Opinion - There's plenty to like about this World Cup squad.
It was telling that the majority of questions today launched at Steve Hansen weren't about the players who were in his 31-man World Cup squad, rather the ones that weren't. Yes, the dropping of Owen Franks is a bit of a shock.
The explanation around just whether Liam Squire is keen to play was confusing at best, and you have to feel that Ngani Laumape couldn't really have done much more to push an ultimately fruitless case.
But today, in the suitably darkened changing rooms of Eden Park, we got to finally confirm the men that will head to Japan in just under a fortnight's time to defend the World Cup.
All Black jerseys adorned the deep cubicles that the players sat in after the last time they played, content to sip from the Bledisloe Cup and look forward to whether they'd hear their name read for the trip to Japan. The surroundings were a lot more low key than the last World Cup squad naming four years ago.
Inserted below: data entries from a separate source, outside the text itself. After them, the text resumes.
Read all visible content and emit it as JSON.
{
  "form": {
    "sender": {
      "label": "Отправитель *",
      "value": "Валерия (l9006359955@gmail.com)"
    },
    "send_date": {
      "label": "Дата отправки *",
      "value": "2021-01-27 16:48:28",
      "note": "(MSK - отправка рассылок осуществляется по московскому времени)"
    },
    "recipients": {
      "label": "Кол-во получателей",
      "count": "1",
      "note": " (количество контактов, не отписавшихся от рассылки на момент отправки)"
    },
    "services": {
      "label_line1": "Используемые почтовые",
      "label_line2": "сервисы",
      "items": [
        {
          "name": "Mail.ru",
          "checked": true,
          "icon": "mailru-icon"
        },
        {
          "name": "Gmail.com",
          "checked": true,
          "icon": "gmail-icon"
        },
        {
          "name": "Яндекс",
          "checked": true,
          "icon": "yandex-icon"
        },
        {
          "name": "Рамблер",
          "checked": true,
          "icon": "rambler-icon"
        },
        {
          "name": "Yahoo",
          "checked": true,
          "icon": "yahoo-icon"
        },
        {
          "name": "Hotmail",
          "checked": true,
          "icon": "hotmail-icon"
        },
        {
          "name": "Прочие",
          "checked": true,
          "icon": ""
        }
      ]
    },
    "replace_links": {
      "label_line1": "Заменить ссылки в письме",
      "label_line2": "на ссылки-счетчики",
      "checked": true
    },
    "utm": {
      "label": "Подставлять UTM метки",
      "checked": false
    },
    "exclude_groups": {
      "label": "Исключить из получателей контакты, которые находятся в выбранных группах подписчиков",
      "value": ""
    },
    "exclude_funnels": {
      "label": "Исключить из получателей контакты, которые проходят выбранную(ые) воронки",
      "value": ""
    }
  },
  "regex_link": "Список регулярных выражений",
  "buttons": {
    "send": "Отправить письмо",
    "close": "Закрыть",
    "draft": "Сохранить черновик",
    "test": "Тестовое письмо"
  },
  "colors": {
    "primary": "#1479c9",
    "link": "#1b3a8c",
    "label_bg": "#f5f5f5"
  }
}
That took place at Parliament and had the patronage of the then-Prime Minister.
Jacinda Ardern was admittedly on hand two Saturdays ago to hand over the Bledisloe Cup, but clearly NZ Rugby decided that an official government touch wasn't required this time around.
Even though in the end, the squad was pretty predictable, this was the most anticipation for a team naming in quite a while. As the names were read out, we waited as it went Read, Retallick, Savea, Smith, Smith ... then Ta'avao. There was a bit of a gasp.
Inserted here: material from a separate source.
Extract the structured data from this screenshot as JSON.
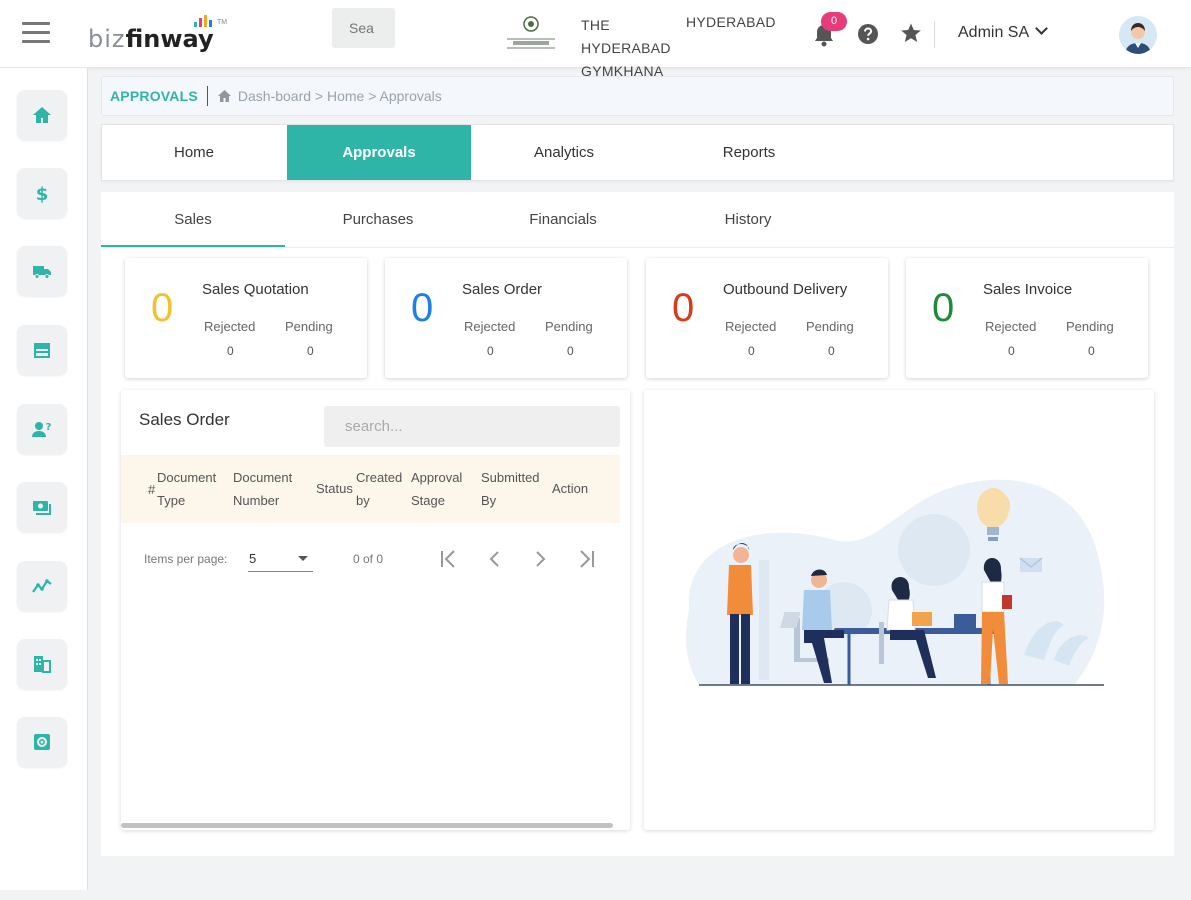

Squire isn't going after all, despite reports to the contrary earlier in the week and some stunning form for Tasman in the Mitre 10 Cup. Hansen clarified that Squire is keen, but will only be used as a replacement if needed, so there's a story there but one that we're unlikely to get to the bottom of for a while yet probably.
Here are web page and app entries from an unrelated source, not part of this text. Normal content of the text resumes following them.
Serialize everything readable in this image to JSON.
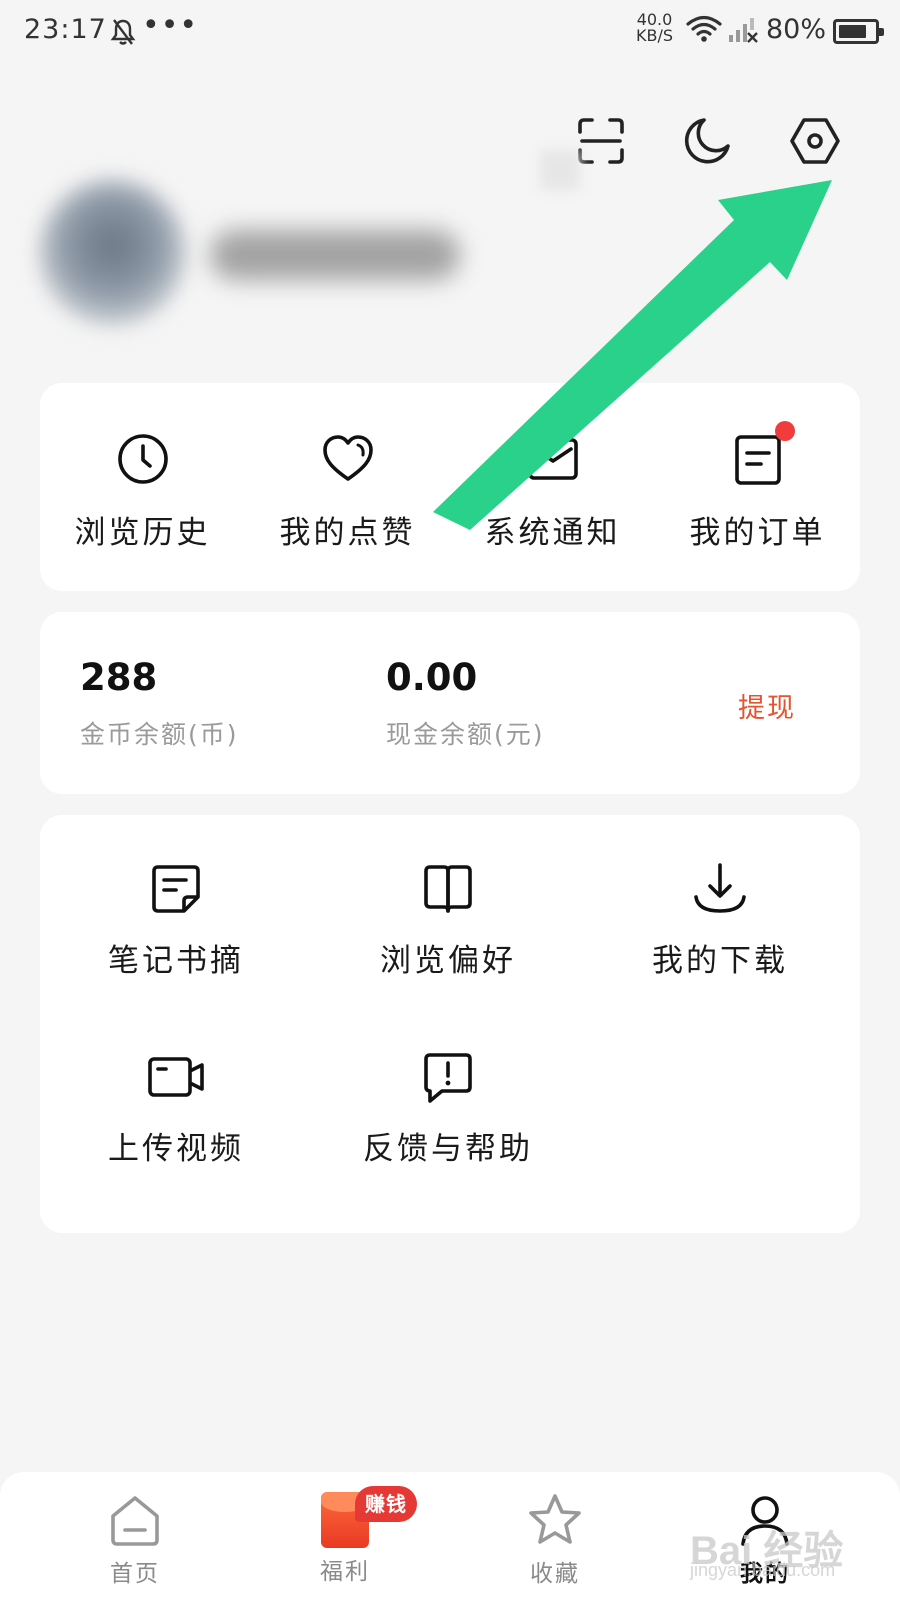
{
  "status_bar": {
    "time": "23:17",
    "dots": "•••",
    "net_speed_value": "40.0",
    "net_speed_unit": "KB/S",
    "battery": "80%",
    "battery_level": 0.8
  },
  "header": {
    "icons": [
      "scan-icon",
      "night-mode-icon",
      "settings-icon"
    ]
  },
  "quick_actions": [
    {
      "label": "浏览历史",
      "icon": "clock-icon"
    },
    {
      "label": "我的点赞",
      "icon": "heart-icon"
    },
    {
      "label": "系统通知",
      "icon": "mail-icon"
    },
    {
      "label": "我的订单",
      "icon": "order-icon",
      "has_dot": true
    }
  ],
  "wallet": {
    "coins_value": "288",
    "coins_label": "金币余额(币)",
    "cash_value": "0.00",
    "cash_label": "现金余额(元)",
    "withdraw_label": "提现"
  },
  "tools": [
    {
      "label": "笔记书摘",
      "icon": "notes-icon"
    },
    {
      "label": "浏览偏好",
      "icon": "book-icon"
    },
    {
      "label": "我的下载",
      "icon": "download-icon"
    },
    {
      "label": "上传视频",
      "icon": "video-camera-icon"
    },
    {
      "label": "反馈与帮助",
      "icon": "feedback-icon"
    }
  ],
  "bottom_nav": {
    "items": [
      {
        "label": "首页",
        "icon": "home-icon"
      },
      {
        "label": "福利",
        "icon": "red-envelope-icon",
        "badge": "赚钱"
      },
      {
        "label": "收藏",
        "icon": "star-icon"
      },
      {
        "label": "我的",
        "icon": "person-icon",
        "active": true
      }
    ]
  },
  "watermark": {
    "text": "Bai 经验",
    "sub": "jingyan.baidu.com"
  },
  "colors": {
    "background": "#f5f5f5",
    "withdraw": "#e5532f",
    "badge": "#e53935",
    "annotation_arrow": "#2ad18a"
  }
}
Mobility was the key in Franks' exclusion, which means that the long-standing joke about him never scoring a try in an All Black jersey is actually now an accurate reflection on why he's on the outer. Joe Moody, who came out of nowhere to play a big role in the last World Cup campaign, now finds himself the most experienced prop with 40 caps.
Speaking of experience, there's the case of Luke Jacobson.
The Chiefs man has timed his run pretty much perfectly, shining in Super Rugby and doing more than Vaea Fifita and Shannon Frizell during the Rugby Championship. It's highly likely that Ardie Savea and Sam Cane will start at flanker for the big games, but Jacobson will probably end up with a decent workload by the end of the tournament.
Laumape is the unlucky one, but really injury was going to be the only thing keeping Sonny Bill Williams out of the team.
The last Bledisloe Cup game showed just how important he is for the All Blacks' game-plan, plus Ryan Crotty providing Hansen's backup plan means there's no place for the former Warrior. He can look forward to the next one, though, because neither Williams nor Crotty will be in his way in four years' time.
The three Barrett brothers will play their part in the campaign, with Jordie confirmed as a potential emergency replacement at first five.
More likely, he's there to send over any crucial goals that are out of Beauden's or Richie Mo'unga's range when things start to get tight.
George Bridge and Sevu Reece are the double excitement package out wide.
Remember, four years ago Nehe Milner-Skudder was just some guy who had played a bit of league for the Bulldogs at the start of the Super Rugby season, then went on to score a try in the World Cup final. While both Bridge and Reece came into 2019 with slightly more established reputations, it would be some tale if either of them cemented themselves as All Black strike weapons by the end of the tournament.
So there it is, Aotearoa. The squad that will carry our hopes across the Pacific and hopefully return with the World Cup. All the conjecture can stop now, as we await the first whistle in Yokohama.